One of the lessons I’ve been a bit slow to learn is that waiting for free is expensive. It can be infinitely expensive.
Here’s how I learned it: 3d software. I love 3d, but really I’m a bit of a dabbler. Back when I first got into 3d there was nothing terribly good available for free, so I ended up paying a lot of money for things like Strata 3d, Form*Z, ElectricImage, 3d Studio Max, Alias Sketch, and so on. I’d sunk a lot of money, probably over $20,000, into 3d software in about ten years — a lot of money for a hobby, but hey I was single, earning a ton of money, and it was all tax-deductible. Even so, I started baulking at the prices when 3ds max started getting revved every year or so with $1000+ upgrades — I stopped upgrading my software and for a while I coasted… but eventually it got too out-of-date and incompatible.
It was around then that I got into Blender (which is free). I couldn’t get my head around Blender’s UI, so I did as much as possible in other packages, like Wings3D and Silo, only ducking into Blender for lighting and rendering. I got to like Blender, despite its flaws, and lately it has started promising to be truly competitive with commercial packages, even in usability.

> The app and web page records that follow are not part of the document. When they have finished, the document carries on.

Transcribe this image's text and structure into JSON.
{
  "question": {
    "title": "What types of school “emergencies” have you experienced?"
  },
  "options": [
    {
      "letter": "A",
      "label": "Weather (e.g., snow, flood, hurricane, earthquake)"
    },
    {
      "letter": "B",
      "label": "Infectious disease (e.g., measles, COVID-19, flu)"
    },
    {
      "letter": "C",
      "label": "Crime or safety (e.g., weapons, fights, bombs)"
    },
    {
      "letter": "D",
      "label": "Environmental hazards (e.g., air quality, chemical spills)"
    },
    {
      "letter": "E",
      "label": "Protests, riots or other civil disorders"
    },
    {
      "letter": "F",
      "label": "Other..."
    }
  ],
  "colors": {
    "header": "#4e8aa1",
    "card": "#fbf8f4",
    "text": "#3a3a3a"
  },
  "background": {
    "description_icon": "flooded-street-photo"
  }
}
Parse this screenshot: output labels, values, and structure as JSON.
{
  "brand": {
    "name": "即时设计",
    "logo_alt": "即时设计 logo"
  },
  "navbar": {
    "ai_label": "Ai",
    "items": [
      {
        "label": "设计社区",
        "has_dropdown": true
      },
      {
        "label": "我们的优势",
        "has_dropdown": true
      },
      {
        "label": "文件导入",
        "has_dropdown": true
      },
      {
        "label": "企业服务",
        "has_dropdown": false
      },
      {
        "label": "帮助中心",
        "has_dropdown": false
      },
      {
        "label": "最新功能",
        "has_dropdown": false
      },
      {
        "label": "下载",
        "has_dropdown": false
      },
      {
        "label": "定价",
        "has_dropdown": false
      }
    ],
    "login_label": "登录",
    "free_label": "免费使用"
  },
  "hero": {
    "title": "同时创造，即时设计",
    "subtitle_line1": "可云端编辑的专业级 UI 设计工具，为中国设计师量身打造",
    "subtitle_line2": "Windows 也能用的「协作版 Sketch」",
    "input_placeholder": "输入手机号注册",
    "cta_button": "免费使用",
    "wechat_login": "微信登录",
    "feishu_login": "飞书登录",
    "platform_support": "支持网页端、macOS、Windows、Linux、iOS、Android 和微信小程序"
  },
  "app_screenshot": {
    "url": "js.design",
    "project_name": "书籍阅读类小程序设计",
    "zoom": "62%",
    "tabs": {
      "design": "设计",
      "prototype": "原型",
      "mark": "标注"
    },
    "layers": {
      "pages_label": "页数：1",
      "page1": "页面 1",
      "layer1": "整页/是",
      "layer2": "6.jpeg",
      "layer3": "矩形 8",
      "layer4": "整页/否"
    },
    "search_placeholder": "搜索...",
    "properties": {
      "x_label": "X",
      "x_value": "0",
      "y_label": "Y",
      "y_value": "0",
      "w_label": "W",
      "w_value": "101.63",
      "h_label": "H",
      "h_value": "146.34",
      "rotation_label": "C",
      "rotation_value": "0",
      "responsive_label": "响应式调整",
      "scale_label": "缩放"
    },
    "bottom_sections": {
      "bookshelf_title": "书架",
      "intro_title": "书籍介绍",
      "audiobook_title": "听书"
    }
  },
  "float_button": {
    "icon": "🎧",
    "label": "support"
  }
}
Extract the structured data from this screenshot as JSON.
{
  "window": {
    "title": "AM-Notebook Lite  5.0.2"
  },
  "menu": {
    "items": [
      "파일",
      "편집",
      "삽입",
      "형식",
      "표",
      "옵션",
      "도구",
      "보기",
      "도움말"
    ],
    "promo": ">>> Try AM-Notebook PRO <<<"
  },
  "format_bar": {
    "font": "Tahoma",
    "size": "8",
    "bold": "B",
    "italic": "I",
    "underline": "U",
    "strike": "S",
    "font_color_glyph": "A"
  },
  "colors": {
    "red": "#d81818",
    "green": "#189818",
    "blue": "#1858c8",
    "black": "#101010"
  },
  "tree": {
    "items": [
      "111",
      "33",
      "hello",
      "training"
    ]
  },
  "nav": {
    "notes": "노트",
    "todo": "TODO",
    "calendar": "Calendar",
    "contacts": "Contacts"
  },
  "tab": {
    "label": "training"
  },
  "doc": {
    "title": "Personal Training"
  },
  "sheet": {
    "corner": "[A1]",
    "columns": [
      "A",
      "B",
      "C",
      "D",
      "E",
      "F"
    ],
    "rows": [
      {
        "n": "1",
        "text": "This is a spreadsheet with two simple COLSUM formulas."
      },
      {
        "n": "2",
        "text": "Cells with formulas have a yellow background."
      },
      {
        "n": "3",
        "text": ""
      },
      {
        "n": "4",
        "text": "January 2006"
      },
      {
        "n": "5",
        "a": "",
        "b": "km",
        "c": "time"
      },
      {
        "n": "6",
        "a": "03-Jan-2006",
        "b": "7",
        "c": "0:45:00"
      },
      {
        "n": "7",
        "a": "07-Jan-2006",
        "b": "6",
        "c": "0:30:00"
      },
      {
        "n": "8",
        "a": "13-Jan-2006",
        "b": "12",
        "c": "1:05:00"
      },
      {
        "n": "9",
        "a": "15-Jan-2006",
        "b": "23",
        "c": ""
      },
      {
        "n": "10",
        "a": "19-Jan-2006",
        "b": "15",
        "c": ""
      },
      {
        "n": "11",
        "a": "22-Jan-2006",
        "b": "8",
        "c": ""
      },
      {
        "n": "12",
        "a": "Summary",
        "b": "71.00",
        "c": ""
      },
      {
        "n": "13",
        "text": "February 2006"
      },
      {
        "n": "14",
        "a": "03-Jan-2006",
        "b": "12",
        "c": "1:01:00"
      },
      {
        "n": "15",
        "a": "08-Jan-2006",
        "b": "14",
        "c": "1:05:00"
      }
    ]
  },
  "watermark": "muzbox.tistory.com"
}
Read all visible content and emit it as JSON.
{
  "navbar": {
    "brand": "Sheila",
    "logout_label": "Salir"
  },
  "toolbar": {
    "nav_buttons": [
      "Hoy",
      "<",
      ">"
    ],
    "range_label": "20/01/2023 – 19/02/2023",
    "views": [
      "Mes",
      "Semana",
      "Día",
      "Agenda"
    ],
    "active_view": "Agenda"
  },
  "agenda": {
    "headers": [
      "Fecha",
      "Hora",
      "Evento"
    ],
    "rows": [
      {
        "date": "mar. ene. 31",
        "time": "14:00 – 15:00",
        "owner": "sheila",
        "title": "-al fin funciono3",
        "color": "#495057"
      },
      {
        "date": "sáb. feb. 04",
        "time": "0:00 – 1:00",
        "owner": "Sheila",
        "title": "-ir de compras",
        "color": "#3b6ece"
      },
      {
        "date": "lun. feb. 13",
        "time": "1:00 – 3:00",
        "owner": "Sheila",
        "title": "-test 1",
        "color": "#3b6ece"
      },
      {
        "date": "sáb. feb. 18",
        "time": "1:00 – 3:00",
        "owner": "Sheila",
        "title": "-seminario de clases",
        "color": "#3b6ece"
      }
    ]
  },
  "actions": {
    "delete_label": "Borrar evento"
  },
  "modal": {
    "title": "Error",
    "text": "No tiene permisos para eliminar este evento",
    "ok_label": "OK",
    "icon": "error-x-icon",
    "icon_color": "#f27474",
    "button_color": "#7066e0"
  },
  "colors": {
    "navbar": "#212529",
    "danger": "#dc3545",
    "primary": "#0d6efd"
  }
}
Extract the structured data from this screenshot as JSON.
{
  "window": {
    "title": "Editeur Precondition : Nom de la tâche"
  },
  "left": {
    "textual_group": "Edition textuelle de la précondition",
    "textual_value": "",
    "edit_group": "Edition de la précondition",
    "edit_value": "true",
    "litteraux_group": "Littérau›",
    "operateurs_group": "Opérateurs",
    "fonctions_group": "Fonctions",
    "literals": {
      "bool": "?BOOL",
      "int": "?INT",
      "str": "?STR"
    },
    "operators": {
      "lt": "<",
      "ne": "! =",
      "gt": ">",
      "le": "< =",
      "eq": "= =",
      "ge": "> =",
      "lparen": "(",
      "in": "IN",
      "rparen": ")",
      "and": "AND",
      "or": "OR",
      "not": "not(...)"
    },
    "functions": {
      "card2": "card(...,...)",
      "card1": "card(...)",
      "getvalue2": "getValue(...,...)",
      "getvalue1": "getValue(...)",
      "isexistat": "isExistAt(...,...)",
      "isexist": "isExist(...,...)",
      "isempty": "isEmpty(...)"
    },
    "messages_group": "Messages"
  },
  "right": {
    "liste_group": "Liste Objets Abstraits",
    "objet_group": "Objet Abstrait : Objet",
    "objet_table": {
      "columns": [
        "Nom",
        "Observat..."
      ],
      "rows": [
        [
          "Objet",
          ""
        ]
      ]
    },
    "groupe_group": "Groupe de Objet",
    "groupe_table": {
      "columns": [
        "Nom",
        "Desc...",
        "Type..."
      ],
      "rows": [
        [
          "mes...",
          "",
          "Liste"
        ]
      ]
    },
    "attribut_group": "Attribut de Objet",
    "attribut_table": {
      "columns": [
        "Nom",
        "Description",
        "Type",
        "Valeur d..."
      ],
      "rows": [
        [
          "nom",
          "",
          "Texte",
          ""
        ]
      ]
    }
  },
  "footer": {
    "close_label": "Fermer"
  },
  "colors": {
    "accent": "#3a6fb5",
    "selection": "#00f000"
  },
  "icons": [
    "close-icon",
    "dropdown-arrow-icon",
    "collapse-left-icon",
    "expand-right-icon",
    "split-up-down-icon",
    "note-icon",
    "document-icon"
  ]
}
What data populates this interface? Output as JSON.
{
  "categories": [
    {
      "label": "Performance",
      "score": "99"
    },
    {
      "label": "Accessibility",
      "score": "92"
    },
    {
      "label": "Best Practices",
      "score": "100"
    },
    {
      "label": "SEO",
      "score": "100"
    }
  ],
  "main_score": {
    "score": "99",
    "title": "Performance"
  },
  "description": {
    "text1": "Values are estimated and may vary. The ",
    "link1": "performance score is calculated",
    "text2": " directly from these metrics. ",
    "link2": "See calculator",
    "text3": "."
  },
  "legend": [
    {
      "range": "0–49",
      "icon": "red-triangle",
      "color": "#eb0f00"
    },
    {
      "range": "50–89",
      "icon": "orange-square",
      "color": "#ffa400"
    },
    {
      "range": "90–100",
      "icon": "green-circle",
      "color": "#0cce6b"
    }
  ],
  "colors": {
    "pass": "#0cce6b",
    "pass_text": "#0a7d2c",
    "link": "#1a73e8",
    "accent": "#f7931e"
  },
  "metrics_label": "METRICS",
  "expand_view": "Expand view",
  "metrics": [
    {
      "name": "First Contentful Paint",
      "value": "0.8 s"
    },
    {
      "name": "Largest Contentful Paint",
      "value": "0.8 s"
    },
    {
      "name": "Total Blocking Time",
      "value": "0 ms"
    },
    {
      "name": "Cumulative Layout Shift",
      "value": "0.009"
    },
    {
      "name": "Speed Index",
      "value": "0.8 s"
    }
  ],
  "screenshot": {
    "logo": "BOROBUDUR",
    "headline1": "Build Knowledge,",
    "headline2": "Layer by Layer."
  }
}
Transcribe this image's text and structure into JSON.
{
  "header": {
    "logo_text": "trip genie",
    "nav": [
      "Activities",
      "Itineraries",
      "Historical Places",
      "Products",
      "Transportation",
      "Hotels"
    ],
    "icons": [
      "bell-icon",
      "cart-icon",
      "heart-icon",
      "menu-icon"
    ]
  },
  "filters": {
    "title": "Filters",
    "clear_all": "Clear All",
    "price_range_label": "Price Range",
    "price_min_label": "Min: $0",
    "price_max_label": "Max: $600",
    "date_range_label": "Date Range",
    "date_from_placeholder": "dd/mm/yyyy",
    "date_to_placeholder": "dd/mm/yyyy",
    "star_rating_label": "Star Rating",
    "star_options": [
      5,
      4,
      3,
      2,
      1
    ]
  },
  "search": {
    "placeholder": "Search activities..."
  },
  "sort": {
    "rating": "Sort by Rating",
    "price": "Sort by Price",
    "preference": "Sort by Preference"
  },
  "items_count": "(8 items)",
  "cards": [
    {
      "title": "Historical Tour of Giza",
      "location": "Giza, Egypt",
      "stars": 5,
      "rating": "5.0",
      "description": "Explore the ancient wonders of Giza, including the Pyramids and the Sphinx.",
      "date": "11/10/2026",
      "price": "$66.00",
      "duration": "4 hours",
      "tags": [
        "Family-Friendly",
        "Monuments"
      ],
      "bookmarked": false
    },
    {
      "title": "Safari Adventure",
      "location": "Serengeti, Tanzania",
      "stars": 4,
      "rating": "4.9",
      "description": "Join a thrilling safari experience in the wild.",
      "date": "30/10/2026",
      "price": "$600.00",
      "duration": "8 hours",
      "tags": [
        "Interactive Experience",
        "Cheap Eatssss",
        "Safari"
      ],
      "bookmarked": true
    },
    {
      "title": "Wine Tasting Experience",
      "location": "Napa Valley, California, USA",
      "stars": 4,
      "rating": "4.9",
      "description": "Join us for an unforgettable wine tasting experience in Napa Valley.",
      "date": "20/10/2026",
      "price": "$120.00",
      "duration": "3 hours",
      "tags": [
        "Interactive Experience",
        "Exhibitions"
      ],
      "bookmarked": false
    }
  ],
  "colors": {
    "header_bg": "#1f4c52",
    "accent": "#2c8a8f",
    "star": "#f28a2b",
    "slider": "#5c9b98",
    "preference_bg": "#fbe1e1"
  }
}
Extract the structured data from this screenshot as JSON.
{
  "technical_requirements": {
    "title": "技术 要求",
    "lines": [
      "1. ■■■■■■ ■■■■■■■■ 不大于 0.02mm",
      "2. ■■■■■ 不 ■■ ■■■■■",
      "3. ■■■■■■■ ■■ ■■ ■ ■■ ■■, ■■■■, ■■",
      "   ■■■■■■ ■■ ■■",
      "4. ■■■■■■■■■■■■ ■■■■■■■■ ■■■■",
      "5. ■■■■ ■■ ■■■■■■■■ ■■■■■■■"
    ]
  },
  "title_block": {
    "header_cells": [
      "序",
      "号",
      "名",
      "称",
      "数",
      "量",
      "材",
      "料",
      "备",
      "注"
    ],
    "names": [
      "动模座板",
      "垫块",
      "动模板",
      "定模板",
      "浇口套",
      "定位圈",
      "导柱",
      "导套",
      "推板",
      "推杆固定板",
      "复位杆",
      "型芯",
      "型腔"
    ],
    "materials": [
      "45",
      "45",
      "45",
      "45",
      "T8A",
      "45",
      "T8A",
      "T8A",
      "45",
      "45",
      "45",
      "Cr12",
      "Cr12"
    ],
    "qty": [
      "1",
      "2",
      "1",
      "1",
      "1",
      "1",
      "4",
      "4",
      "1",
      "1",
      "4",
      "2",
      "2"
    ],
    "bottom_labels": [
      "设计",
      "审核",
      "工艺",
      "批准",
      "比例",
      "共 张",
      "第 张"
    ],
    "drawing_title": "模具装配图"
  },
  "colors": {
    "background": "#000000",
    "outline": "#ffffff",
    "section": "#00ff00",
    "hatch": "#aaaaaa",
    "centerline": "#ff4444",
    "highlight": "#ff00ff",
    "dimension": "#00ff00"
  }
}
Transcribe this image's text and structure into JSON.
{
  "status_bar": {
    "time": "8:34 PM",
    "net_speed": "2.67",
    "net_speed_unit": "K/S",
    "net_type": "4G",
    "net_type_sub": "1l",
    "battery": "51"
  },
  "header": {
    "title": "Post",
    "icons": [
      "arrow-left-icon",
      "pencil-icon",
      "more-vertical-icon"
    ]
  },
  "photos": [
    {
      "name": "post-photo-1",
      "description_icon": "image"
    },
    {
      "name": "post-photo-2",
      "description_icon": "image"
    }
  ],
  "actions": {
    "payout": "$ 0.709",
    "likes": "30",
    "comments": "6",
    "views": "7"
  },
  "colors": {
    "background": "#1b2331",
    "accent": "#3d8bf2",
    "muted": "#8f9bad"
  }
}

But it’s been over five years since I started working with Blender and I’m still not very comfortable in it (there are very few software packages I use that I don’t feel comfortable, indeed expert, with, so it’s pretty amazing to fumble my way around a program I’ve been using for five years). And it looks like being a while before Blender 2.5 is really useful (right now, it won’t import my Blender 2.49b animations). If I had been depending on my 3d work for a living, there is no way I would put up with Blender.
Indeed, when I started doing some serious 3d work, I ended up buying several packages and — in pure productivity terms — they each paid for themselves within a few days.
Life is short. If I think I might have some talent as a 3d artist, what’s the cost of spending extra time figuring out how to use needlessly difficult software? And what’s the cost of waiting to start using a product that promises to be awesome some time in the future?
Tim Bray has very publicly joined Google’s ranks with the express purpose of killing the iPhone. He is quoted as saying:
The iPhone vision of the mobile Internet’s future omits controversy, sex, and freedom, but includes strict limits on who can know what and who can say what. It’s a sterile Disney-fied walled garden surrounded by sharp-toothed lawyers. The people who create the apps serve at the landlord’s pleasure and fear his anger.
There’s more of this vitriol, but I think that gives you a pretty good idea. Tim Bray certainly deserves a bit of respect for his many achievements, but this is just silly.
You know what I really want for my phone? A third-party task manager to kill runaway background apps.
The big difference between Apple and Google is that Apple has always had a more holistic view of “the user experience” than Google (or pretty much any other company). Apple wants to make sure users have lots of software to choose, and they’d prefer it to be good. They want to developers to make lots of money, but adhere to standards. (Standards they’ve never been able to get most developers to stick to on their “open” platforms.) They want a great experience for everyone, but there are tradeoffs involved. Sometimes, making things better for users means making life difficult for developers.
Perhaps the best example of this is Apple’s approach to DRM. They put in just enough to please content producers, and so little that it has almost no material effect on end-users. Do you know anyone who has had serious problems with Apple’s DRM? Ah yes, a sterile walled garden guarded by vicious lawyers — which makes musicians money and consumers happy.
Google simply doesn’t care. It wants cell phones to have decent web browsers in them. That’s basically it. It doesn’t care if people like their cell phones, or if developers make money producing software for their cellphones, or if cell phone companies sell users phones with outdated software, or if carriers force users to pay for “free” features. It makes almost no effort to force cellphones to be upgradeable, or adhere to minimal quality standards, or be interoperable. As far as Google is concerned, once you’ve bought your Android phone and can click on its ads its work is done.
But hey, it’s “free” — and, you know, if your time is worthless then enjoy.